Expertise Films, TV, Movies, Television, Technology
Richard Trenholm
3 min read

Remember this? The legendary Nokia 3310. Nokia

Nokia is 150 years old! The Finnish company probably made your first phone, but in its long history it has made everything from paper to rubber boots to gas masks.

The company began when fiercesomely mutton-chopped engineer Fredrik Idestam established a wood pulp mill in southwestern Finland in 1865. Idestam then built a second mill near the town of Nokia, and in subsequent years, his company Nokia Ab combined with other local businesses Finnish Rubber Works Ltd (Suomen Gummitehdas Oy) and Finnish Cable Works Ltd (Suomen Kaapelitehdas Oy). The three merged completely in 1967 to become Nokia Corporation.

Over the years the company we now know as Nokia produced paper products; tyres; rubber boots and other footwear; plastics, aluminum and chemicals; communications cables; televisions; electricity generators; capacitors; gas masks for the army; personal computers -- and of course, mobile phones.

Nokia: A long and innovative history

See all photos

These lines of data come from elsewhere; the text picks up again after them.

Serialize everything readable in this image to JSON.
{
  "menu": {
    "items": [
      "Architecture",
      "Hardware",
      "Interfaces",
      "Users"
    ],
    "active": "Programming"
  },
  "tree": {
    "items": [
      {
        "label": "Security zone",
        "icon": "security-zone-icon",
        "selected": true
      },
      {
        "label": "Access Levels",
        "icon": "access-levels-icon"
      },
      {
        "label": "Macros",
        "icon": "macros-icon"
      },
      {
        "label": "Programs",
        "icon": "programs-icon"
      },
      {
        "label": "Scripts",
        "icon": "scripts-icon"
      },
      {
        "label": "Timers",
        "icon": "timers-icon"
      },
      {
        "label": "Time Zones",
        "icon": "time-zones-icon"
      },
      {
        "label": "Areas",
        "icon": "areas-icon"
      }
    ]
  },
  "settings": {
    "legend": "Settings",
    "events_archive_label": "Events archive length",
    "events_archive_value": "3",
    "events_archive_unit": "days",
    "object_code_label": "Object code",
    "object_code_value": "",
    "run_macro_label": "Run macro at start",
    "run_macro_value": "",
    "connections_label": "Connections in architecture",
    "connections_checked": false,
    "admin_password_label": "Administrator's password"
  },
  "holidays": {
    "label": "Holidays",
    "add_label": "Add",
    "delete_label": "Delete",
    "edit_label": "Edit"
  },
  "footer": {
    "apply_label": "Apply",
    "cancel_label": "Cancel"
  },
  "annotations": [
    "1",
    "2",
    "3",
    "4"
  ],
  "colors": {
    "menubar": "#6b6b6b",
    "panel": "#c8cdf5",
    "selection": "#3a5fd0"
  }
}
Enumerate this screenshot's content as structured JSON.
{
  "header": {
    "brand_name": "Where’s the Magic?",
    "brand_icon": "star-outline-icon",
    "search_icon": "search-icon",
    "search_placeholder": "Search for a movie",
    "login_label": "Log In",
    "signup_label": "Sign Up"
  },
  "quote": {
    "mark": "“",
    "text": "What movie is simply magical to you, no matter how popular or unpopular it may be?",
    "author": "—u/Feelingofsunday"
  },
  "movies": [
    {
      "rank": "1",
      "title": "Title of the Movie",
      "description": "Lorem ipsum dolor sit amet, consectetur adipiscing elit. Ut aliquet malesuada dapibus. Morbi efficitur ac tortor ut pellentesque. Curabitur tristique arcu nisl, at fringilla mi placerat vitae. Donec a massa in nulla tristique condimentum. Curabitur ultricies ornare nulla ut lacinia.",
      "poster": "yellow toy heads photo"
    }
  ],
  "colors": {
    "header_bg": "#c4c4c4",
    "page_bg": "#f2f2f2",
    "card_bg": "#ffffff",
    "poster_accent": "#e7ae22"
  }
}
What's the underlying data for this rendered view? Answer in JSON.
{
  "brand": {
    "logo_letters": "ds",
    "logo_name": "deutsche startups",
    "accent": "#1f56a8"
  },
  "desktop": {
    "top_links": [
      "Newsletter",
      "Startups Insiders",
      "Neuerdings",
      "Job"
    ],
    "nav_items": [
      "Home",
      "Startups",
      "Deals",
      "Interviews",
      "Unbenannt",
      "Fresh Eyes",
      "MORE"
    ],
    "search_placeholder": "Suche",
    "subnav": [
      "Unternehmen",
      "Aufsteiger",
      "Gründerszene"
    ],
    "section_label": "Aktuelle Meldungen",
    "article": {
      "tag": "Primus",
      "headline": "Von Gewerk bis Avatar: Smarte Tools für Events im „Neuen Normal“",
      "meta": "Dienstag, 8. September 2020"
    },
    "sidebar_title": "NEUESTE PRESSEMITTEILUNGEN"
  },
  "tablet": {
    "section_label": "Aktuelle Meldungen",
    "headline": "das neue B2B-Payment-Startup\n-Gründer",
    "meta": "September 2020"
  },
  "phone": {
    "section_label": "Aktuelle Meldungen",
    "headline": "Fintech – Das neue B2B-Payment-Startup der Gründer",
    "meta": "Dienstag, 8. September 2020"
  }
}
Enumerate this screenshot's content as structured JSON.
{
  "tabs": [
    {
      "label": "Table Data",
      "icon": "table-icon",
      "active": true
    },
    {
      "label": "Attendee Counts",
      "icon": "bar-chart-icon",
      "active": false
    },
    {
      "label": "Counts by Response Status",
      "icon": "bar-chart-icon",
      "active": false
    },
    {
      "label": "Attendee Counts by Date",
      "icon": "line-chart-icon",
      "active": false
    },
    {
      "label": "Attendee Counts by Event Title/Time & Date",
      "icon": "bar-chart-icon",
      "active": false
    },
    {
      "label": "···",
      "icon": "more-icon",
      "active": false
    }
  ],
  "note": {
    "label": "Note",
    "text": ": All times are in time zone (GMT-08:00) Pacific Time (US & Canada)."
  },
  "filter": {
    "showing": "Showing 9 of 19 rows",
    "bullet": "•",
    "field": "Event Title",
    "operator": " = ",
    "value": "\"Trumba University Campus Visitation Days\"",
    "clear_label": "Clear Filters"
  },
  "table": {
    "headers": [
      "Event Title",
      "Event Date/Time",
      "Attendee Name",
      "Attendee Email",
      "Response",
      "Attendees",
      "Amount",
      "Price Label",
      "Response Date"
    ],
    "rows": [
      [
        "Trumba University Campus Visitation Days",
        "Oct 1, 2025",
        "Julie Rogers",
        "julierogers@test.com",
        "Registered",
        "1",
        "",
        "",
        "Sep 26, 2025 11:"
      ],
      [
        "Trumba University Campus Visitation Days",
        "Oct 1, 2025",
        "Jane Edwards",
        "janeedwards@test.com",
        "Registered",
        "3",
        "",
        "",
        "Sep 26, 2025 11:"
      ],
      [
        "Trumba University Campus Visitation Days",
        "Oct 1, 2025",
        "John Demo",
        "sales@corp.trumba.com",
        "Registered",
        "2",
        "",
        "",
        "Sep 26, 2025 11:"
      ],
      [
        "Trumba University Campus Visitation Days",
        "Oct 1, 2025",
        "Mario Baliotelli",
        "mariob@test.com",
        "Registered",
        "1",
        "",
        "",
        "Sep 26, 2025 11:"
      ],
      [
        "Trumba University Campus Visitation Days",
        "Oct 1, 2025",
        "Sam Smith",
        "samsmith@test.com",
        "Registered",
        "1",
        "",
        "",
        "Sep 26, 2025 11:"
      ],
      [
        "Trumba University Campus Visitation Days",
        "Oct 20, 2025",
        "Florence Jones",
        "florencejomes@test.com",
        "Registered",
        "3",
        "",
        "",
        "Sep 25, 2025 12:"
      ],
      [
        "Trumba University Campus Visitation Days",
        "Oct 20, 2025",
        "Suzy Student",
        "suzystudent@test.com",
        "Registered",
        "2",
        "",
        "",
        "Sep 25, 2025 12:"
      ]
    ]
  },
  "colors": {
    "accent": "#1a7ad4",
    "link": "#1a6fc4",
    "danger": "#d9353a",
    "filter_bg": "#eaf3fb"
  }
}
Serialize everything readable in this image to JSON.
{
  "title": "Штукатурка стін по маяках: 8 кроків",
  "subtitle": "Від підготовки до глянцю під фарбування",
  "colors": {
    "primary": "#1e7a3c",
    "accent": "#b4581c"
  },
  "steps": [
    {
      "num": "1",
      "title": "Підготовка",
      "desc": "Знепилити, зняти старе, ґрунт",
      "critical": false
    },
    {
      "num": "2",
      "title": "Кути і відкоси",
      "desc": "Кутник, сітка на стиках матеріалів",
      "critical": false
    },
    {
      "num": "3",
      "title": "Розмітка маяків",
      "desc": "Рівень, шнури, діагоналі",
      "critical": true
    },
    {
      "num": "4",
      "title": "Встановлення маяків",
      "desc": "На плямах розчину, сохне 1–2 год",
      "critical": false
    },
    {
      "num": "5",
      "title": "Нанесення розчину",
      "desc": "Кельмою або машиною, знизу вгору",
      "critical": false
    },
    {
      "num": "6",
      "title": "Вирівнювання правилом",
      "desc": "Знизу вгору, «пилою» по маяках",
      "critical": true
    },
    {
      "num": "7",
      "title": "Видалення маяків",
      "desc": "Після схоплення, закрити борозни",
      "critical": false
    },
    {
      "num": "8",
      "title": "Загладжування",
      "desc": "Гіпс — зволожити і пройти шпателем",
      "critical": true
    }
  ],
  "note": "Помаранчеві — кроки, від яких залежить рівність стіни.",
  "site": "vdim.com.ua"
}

The Nokia we know and love created such landmark phones as the first mass-produced GSM phone, the Nokia 1011, in 1992, and the Nokia 2110 in 1994. The 2110 was the first to treat us to the dulcet tones of the Nokia ringtone -- der der der der, der der der der, der der der der derrrrr. Then there was the 8110 from "The Matrix", the ubiquitous 8210, and the legendary 3210, complete with addictive game Snake.

Unfortunately for the biggest phone manufacturer in the world, it was caught on the hop by the advent of the smartphone age. While the iPhone and Android turned the mobile business upside down Nokia clung to increasingly obsolete operating systems Symbian and MeeGo, only catching up to the smartphone bandwagon in 2011 by adopting Microsoft's Windows Phone. But it was too little too late, and after a belated flirtation with Android on the Nokia X, the phone-fabricating Finns were finished.

Watch this: Could Android have saved Nokia?

In 2014, the company sold its mobile hardware-building Devices and Services business to Microsoft in a multibillion dollar deal. Microsoft at first maintained the Nokia brand name for Windows Phone devices but has now started labelling new phones with its own name, paving the way for the Finnish Nokia to lend its name to consumer hardware once again. The first such device is the Nokia N1 tablet, built by Chinese manufacturer Foxconn and on sale in China and Taiwan.

Now based in Espoo, near Finnish capital Helsinki, Noka is now divided into three businesses. Nokia Networks deals in telecoms infrastructure equipment, such as the kit for 4G. Here licenses map data from clients including automotive companies, as well as offering the Here Maps app for consumers on mobile devices. Nokia Technologies develops and licenses patents.

And Nokia is in the process of buying French telecoms company Alcatel-Lucent in a share deal worth 15.6 billion Euros (£11 billion or $16.6 billion). The deal will see the company streamline their business in fixed and mobile broadband, cloud services and the enterprise market. Nokia said Tuesday that the company expects to close the deal in the first half of 2016, subject to approval by Nokia's shareholders and regulatory approval.